[Entries taken from a collection]

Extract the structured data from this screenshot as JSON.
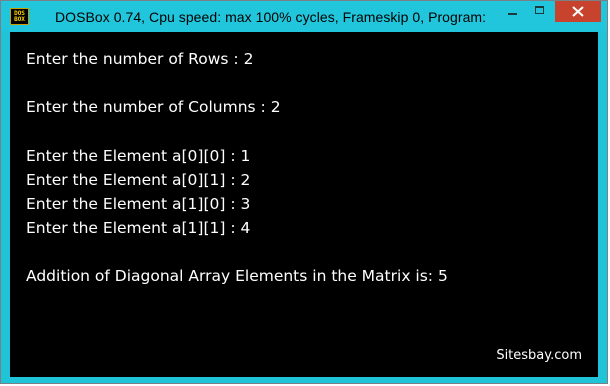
{
  "window": {
    "title": "DOSBox 0.74, Cpu speed: max 100% cycles, Frameskip  0, Program:",
    "icon_text_top": "DOS",
    "icon_text_bottom": "BOX",
    "icon_name": "dosbox-icon",
    "controls": {
      "minimize": "minimize-icon",
      "maximize": "maximize-icon",
      "close": "close-icon"
    },
    "colors": {
      "frame": "#22c6dc",
      "close_button": "#c7432e",
      "console_bg": "#000000",
      "console_text": "#ffffff"
    }
  },
  "console": {
    "lines": [
      "Enter the number of Rows : 2",
      "Enter the number of Columns : 2",
      "Enter the Element a[0][0] : 1",
      "Enter the Element a[0][1] : 2",
      "Enter the Element a[1][0] : 3",
      "Enter the Element a[1][1] : 4",
      "Addition of Diagonal Array Elements in the Matrix is: 5"
    ],
    "watermark": "Sitesbay.com"
  }
}
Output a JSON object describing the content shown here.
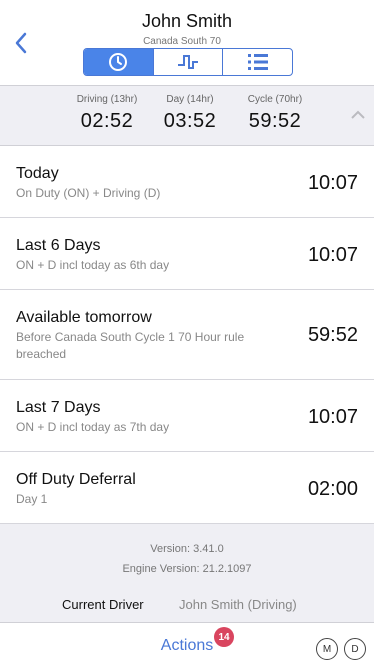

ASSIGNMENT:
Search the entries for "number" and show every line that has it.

OUTPUT OF THE TASK:
      "Enter the number of Rows : 2",
      "Enter the number of Columns : 2",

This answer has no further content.